Some haemodialysis patients with an arteriovenous fistula (AVF) suffer from chronic hand ischaemia (haemodialysis access-induced distal ischaemia, HAIDI). This overview discusses pathophysiological mechanisms of chronic HAIDI with emphasis on the role of steal and loco-regional hypotension.The literature obtained from Medline and Google using various terms including steal and hand ischaemia was studied for clues on pathophysiology of hand ischaemia in the presence of an AVF.Constructing an arteriovenous anastomosis as in a haemodialysis access leads to augmented blood flows in arm arteries. Due to increased shear stress, these arteries will remodel while hand perfusion pressures are maintained. However, arteries of some dialysis patients with diabetes mellitus and/or severe arteriosclerosis demonstrate insufficient remodelling leading to a gradual loss of perfusion pressures towards the periphery. A blood pressure drop associated with turbulent flow at the arteriovenous anastomosis intensifies the distal hypotension. By contrast, steal (reversal of blood flow) may reflect an upstream arterial stenosis and patent collaterals but its presence has no pathophysiological significance related to hand ischaemia.HAIDI is caused by too low forearm and hand blood pressures. Therapy should focus on attenuating the loss of arterial pressure including optimalisation of inflow arteries and/or ligation of the AVF's venous side branches. Surgery aimed at access flow reduction or distal revascularisation is only indicated if these measures fail. European Society for Vascular Surgery.
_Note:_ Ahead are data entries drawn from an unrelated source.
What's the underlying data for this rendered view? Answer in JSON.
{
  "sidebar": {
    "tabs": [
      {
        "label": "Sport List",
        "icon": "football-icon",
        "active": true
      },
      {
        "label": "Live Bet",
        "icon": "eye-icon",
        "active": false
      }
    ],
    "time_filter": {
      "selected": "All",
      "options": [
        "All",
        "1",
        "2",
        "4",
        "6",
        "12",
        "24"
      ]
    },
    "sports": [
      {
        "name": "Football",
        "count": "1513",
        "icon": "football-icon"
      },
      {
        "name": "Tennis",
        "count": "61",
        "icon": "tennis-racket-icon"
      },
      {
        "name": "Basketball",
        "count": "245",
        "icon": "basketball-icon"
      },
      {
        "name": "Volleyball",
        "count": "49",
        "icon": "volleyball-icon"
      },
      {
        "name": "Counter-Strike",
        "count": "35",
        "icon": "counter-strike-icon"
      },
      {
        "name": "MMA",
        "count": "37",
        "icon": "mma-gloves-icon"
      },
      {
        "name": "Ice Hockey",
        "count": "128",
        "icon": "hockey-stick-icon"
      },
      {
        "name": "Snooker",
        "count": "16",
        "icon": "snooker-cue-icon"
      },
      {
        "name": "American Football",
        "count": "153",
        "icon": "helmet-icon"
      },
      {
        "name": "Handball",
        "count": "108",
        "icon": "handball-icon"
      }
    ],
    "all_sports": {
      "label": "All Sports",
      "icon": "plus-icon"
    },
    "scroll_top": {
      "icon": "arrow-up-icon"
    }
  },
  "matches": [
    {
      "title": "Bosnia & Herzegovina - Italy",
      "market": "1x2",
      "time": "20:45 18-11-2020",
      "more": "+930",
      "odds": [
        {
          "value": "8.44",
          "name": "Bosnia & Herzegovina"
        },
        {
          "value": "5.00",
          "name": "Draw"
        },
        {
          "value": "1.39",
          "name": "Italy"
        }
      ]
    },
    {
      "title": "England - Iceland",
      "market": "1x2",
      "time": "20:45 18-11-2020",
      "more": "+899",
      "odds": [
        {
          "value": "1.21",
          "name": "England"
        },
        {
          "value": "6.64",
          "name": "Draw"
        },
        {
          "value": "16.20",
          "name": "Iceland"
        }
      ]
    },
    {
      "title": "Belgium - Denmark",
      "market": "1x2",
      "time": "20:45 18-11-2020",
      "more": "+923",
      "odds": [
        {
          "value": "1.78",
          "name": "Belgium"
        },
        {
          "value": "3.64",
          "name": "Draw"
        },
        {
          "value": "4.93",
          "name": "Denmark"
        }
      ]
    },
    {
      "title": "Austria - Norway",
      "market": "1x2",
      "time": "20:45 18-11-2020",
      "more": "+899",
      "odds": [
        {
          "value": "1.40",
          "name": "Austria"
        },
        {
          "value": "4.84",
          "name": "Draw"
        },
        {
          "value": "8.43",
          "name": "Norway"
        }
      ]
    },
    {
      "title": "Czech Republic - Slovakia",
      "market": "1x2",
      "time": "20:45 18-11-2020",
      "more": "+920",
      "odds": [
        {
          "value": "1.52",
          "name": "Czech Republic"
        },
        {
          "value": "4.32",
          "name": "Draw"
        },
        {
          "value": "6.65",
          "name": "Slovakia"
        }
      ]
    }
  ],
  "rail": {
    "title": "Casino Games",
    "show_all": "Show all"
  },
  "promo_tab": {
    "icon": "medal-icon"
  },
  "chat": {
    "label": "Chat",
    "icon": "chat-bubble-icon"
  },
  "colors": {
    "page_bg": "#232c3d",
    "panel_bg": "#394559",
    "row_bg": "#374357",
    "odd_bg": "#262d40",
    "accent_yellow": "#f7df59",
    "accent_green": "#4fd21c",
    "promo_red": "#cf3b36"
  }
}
|European Journal of Vascular and Endovascular Surgery
|Published - Feb 2012
- Haemodialysis access-induced distal
- Arteriovenous fistula